= What you are asked to do =
Pull every line holding the word "this" out of the data and copy it.

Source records
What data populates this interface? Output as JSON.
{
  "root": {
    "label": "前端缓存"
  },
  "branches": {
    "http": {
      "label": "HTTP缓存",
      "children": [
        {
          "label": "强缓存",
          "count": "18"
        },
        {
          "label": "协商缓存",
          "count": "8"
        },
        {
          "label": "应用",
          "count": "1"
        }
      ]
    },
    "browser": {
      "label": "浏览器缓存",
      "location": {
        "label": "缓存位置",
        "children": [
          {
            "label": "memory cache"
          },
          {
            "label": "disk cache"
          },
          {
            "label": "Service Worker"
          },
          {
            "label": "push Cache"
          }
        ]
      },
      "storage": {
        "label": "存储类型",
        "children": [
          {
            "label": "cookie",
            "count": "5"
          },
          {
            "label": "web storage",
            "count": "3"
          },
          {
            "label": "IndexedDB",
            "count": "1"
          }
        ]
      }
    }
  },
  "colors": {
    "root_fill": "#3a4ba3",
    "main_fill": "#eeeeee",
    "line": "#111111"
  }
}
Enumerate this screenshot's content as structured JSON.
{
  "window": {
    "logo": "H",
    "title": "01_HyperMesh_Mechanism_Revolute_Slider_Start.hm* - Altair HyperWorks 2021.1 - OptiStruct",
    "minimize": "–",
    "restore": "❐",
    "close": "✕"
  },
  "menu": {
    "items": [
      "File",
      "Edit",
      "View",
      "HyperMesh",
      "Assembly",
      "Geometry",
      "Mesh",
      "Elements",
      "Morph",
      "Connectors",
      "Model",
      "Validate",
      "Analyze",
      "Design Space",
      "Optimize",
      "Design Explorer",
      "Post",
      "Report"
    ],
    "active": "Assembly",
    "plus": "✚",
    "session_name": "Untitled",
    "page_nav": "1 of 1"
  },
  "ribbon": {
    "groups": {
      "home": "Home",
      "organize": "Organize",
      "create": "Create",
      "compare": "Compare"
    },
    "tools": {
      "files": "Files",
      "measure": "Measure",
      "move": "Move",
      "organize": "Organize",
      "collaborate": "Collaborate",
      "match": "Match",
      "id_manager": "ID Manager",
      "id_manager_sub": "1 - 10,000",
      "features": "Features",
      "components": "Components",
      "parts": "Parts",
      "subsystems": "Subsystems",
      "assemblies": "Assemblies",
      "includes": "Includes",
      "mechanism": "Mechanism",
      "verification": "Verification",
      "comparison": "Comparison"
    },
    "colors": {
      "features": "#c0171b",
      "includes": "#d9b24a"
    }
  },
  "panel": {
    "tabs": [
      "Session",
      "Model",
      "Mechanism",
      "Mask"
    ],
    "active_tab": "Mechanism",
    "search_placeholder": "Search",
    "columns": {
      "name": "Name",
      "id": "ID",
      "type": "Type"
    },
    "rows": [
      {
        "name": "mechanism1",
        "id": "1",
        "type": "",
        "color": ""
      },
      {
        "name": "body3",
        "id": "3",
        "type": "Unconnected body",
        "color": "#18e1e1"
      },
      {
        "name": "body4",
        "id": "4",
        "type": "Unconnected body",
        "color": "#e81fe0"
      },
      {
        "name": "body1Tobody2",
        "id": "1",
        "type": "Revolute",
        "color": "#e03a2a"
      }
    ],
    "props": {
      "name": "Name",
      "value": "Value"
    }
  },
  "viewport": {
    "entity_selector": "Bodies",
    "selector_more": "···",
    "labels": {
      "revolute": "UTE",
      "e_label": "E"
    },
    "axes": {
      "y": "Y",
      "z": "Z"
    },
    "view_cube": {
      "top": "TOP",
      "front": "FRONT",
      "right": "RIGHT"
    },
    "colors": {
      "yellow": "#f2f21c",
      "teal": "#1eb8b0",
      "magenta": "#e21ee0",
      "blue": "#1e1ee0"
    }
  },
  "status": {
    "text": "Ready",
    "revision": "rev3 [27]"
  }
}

= Task response =
What data populates this interface? Output as JSON.
Enumerate this screenshot's content as structured JSON.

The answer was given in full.